target remote localhost:3333
file orbdemo.elf
monitor reset halt
set mem inaccessible-by-default off
enableSTM32TRACE 4

If you prefer to use SWO as previously, then replace the TRACE line above with something like;

prepareSWO 160000000 40000000 1 1
enableSTM32SWO 4

You’ll also want to set up orbtrace to collect SWO/Manchester ITM formatted data in that case with the -Tm option. So now, let’s go ahead and load the demo;

$ arm-none-eabi-gdb -q
warning: No executable has been specified and target does not support
determining executable automatically.  Try using the "file" command.
0x080021b8 in ?? ()
target halted due to debug-request, current mode: Thread 
xPSR: 0x01000000 pc: 0x08000734 msp: 0x20020ab0
Loading section .text, size 0x4d98 lma 0x8000000
Loading section .data, size 0x88 lma 0x8004d98
Start address 0x08000734, load size 20000
Transfer rate: 18 KB/sec, 6666 bytes/write.
$1 = 1
(gdb) continue

As previously, we can use orbtop to see what the application is doing (nothing very interesting, we had to slow it down a lot because orblcd output is very fast) and then start orblcd;

$ ./build/orblcd
New window 480x320, depth 24

In this case it takes around 6-8% of one of the CPUs on my machine and since orbuculum will serve the same data to any number of clients, you can really go a bit crazy;

I don’t know why you’d ever do that, but that’s 24 instances of the LCD at varying sizes and a load average of 1.07.

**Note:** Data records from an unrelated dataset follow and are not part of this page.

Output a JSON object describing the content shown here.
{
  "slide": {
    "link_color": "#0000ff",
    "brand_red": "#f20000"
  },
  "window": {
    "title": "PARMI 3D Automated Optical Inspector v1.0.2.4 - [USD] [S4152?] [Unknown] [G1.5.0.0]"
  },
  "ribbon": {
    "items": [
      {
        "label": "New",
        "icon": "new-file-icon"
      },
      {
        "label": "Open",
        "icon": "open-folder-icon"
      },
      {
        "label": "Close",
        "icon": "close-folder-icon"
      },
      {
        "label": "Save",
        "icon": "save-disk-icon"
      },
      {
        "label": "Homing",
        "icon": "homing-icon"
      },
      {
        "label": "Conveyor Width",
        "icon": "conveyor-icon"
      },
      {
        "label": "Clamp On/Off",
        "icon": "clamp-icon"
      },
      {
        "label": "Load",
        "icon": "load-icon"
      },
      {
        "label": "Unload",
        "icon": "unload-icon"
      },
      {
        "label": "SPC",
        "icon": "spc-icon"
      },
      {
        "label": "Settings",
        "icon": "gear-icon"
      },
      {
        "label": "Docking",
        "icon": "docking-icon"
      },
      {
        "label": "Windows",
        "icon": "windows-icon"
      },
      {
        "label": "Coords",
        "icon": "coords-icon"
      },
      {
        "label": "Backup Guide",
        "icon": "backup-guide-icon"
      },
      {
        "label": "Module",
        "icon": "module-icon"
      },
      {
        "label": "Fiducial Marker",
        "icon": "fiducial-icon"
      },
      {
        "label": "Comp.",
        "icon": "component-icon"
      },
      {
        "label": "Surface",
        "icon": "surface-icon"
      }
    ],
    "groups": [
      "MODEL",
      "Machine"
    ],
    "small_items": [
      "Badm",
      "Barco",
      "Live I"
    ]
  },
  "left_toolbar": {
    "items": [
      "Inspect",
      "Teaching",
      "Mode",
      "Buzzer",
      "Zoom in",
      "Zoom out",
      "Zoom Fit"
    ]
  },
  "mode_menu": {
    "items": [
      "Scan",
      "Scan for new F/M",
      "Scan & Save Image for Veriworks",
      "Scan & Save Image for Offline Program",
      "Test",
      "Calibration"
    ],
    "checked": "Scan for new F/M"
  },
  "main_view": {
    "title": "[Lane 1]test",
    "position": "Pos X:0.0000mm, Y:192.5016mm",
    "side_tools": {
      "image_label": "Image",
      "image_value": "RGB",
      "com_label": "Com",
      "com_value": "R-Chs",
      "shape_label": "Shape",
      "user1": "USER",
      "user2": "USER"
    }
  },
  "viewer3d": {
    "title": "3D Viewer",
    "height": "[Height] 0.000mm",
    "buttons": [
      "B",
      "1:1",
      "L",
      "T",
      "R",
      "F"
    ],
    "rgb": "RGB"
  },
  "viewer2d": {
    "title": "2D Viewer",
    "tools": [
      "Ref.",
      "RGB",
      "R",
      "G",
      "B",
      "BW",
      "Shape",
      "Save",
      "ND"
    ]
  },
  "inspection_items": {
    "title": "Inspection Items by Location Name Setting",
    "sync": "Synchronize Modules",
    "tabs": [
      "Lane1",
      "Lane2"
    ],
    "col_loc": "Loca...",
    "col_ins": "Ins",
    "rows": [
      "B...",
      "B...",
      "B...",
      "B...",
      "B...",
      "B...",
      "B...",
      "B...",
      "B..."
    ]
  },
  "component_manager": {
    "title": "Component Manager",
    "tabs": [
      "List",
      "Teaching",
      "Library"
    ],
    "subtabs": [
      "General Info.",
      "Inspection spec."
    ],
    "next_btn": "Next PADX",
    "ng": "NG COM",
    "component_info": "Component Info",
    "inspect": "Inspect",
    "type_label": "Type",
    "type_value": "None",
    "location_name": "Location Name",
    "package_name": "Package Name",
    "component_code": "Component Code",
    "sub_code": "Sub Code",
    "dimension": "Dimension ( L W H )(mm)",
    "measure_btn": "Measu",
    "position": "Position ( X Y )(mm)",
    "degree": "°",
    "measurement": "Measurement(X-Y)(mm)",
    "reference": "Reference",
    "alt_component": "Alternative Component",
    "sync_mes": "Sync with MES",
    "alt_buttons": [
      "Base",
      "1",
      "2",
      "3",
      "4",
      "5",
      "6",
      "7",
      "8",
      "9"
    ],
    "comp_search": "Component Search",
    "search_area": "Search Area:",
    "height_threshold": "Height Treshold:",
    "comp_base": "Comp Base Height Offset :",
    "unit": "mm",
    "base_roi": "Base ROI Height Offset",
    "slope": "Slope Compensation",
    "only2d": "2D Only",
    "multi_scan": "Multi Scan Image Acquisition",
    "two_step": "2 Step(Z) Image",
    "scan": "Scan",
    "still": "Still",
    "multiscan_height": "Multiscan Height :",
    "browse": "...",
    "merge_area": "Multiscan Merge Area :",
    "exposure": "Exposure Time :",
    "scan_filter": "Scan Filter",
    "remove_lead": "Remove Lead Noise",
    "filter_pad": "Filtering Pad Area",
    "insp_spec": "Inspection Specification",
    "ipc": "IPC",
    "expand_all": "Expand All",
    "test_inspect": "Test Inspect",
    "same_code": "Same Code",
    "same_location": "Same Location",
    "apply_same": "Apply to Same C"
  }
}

Lcd without an lcd. Orbuculum is the gift that keeps on giving.